J: How do you find JCCAC? What are your hopes and expectations of this place after its first decade?
Z: Decades ago there was no such concept as an artist village in Hong Kong, until the launch of Oil Street Art Space after lobbying by a group of activist artists. But that venue was only meant to be temporary and was subsequently redeveloped for other land use. The presence of an artist village was not properly formed until this building was repurposed into an arts centre and artist village to provide artists and cultural organisations with a “home” for creative pursuits. I personally think this is a huge improvement for the local arts industry, even though running a shared arts space for a variety of artistic genres on a mutually-beneficial basis is definitely no small feat. The maximum capacity for residences in most arts villages in Taiwan is about six to 10 artists. The studios are big that they could easily accommodate my largest works. But I think size is not all. Nothing compares to the artistic sparks in JCCAC when artists congregate, collaborate and interact creatively.
If you ask me about my views on JCCAC’s future development, I would say that there should be more focus on fine arts. I think that JCCAC’s artistic direction needs definition if it is to shine on the global stage.
plastic clothes hangers,
| 2014 – 2018
J: Your works have been featured in numerous exhibitions. What attracts audience to see your art?
Z: If I were a member of the audience, I would love to see the sincerest self-expression and persistence of an artist through his or her works. These two elements have intentionally been included in my work Guan Yun Chang featured in JCCAC Festival 2018’s “Factory Forward” group exhibition. This work is part of my Recollection of Time Series which I have continuously developed in the past 10 years, making use of discarded cloth hangers collected in the abandoned Shek Kip Mei Industrial Estate before the building reincarnated as JCCAC. I am still in creative search for the pièce de résistance of this series – if possible, I would like to complete a Chinese Zodiac group sculpture in the next two years.
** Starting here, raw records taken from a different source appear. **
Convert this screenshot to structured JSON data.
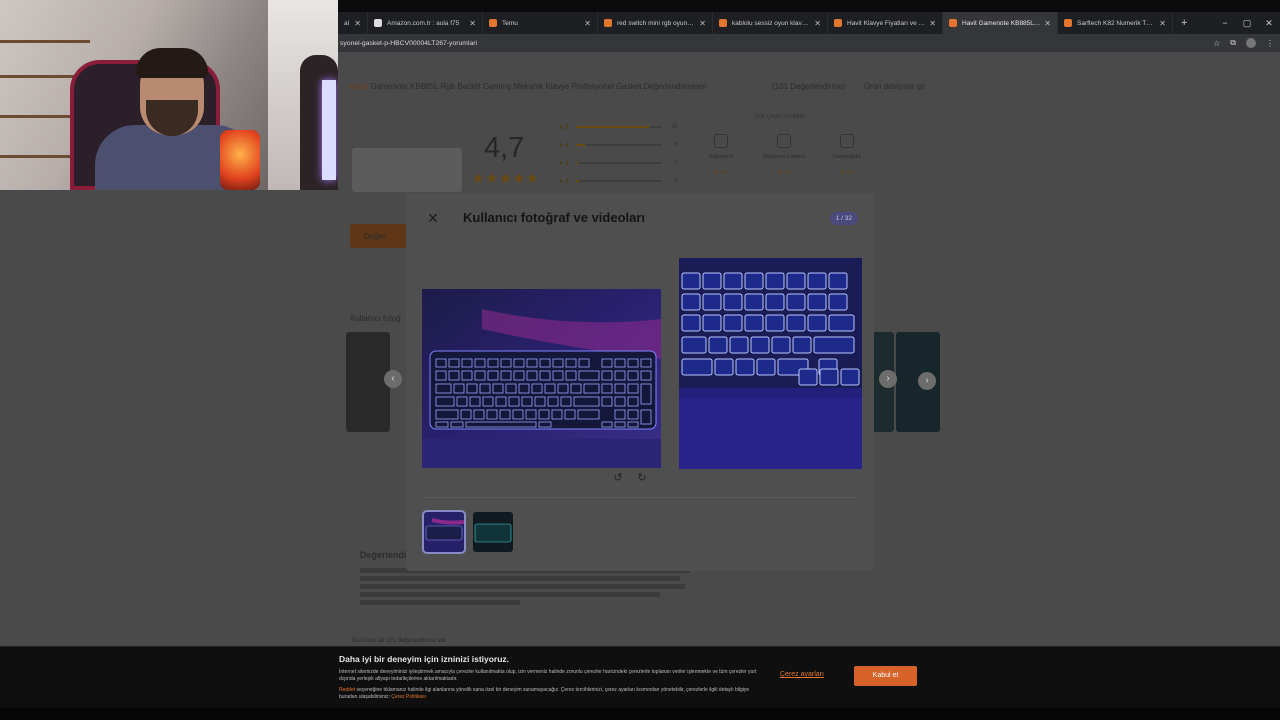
{
  "browser": {
    "tabs": [
      {
        "label": "al",
        "fav": "#e3762e",
        "active": false
      },
      {
        "label": "Amazon.com.tr : aula f75",
        "fav": "#ddd",
        "active": false
      },
      {
        "label": "Temu",
        "fav": "#e3762e",
        "active": false
      },
      {
        "label": "red switch mini rgb oyun klav",
        "fav": "#e3762e",
        "active": false
      },
      {
        "label": "kablolu sessiz oyun klavyesi m",
        "fav": "#e3762e",
        "active": false
      },
      {
        "label": "Havit Klavye Fiyatları ve Mode",
        "fav": "#e3762e",
        "active": false
      },
      {
        "label": "Havit Gamenote KB885L Rgb",
        "fav": "#e3762e",
        "active": true
      },
      {
        "label": "Sarftech K82 Numerik Tuş Sa",
        "fav": "#e3762e",
        "active": false
      }
    ],
    "new_tab": "+",
    "window_controls": [
      "−",
      "▢",
      "✕"
    ],
    "url": "syonel-gasket-p-HBCV00004LT267-yorumlari"
  },
  "page": {
    "brand": "Havit",
    "product_title": "Gamenote KB885L Rgb Backlit Gaming Mekanik Klavye Profesyonel Gasket Değerlendirmeleri",
    "review_count_label": "(101 Değerlendirme)",
    "go_to_product": "Ürün detayına git",
    "rating": "4,7",
    "stars": "★★★★★",
    "rating_bars": [
      {
        "label": "★ 5",
        "value": 0.85,
        "count": "90"
      },
      {
        "label": "★ 4",
        "value": 0.1,
        "count": "6"
      },
      {
        "label": "★ 3",
        "value": 0.02,
        "count": "1"
      },
      {
        "label": "★ 2",
        "value": 0.03,
        "count": "2"
      }
    ],
    "features_title": "Öne çıkan özellikler",
    "features": [
      {
        "label": "Ergonomi",
        "value": "★ 4,6"
      },
      {
        "label": "Malzeme Kalitesi",
        "value": "★ 4,7"
      },
      {
        "label": "Dayanıklılık",
        "value": "★ 4,5"
      }
    ],
    "review_button": "Değer",
    "user_photos_heading": "Kullanıcı fotoğ",
    "description_heading": "Değerlendi",
    "reviews_footer": "Bu ürüne ait 101 değerlendirme var"
  },
  "modal": {
    "title": "Kullanıcı fotoğraf ve videoları",
    "counter": "1 / 32",
    "close_icon": "close-icon",
    "rotate_left_icon": "rotate-left-icon",
    "rotate_right_icon": "rotate-right-icon"
  },
  "cookie": {
    "title": "Daha iyi bir deneyim için izninizi istiyoruz.",
    "text1": "İnternet sitemizde deneyiminizi iyileştirmek amacıyla çerezler kullanılmakta olup, izin vermeniz halinde zorunlu çerezler haricindeki çerezlerle toplanan veriler işlenmekte ve tüm çerezler yurt dışında yerleşik altyapı tedarikçilerine aktarılmaktadır.",
    "text2_link": "Reddet",
    "text2": " seçeneğine tıklamanız halinde ilgi alanlarına yönelik sana özel bir deneyim sunamayacağız. Çerez tercihlerinizi, çerez ayarları kısmından yönetebilir, çerezlerle ilgili detaylı bilgiye buradan ulaşabilirsiniz: ",
    "policy_link": "Çerez Politikası",
    "settings_label": "Çerez ayarları",
    "accept_label": "Kabul et",
    "accent": "#d7622a"
  }
}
Working on series is very important for artists to mark milestones along their artistic pursuits. It cannot be replaced by any symbol or language.
Stainless steel clothes hangers | 2009
Stainless steel clothes hangers | 2014
J: Apart from the “Factory Forward” group exhibition at JCCAC, you are also working on two other solo exhibitions – can you share with us some of the highlights?
Z: I have always given people the impression of being an artist of formidable “size”. Through the “3 & 6 Furniture Art Exhibition” at unit L2-02, I wish to show my “alter ego”, so as to convince people that Ban Zhang’s artworks can also be “size-friendly”. I hope the somewhat elegant and flexible qualities reflected in each chair and lamp in this exhibition will constitute a feeling of contrast for visitors, especially after they have seen the bold and masculine Guan Yun Chang in the L0 Gallery.
“False Time” is an exhibition that I had spent two years brainstorming and building, making it a testimony of the passage of time. I would leave it to the visitors’ own interpretation on whether this is a positive or negative theme. Aiming to explore the relationship between the artist and the audience, the exhibition takes place in my studio so that visitors can engage in direct conversation with me. Since art should be in sync with the pace of societal development and be audience-oriented, we should leave the audience to make their own verdict.
Crystal stones | 2017 – 2018
J: Any words of advice for artists of the younger generation?
Z: If you want to make a career in the arts, you must go out and experience the world before deciding on your own artistic direction. Living in an ivory tower restricts vision and limits imagination, Creativity should suffer no boundaries.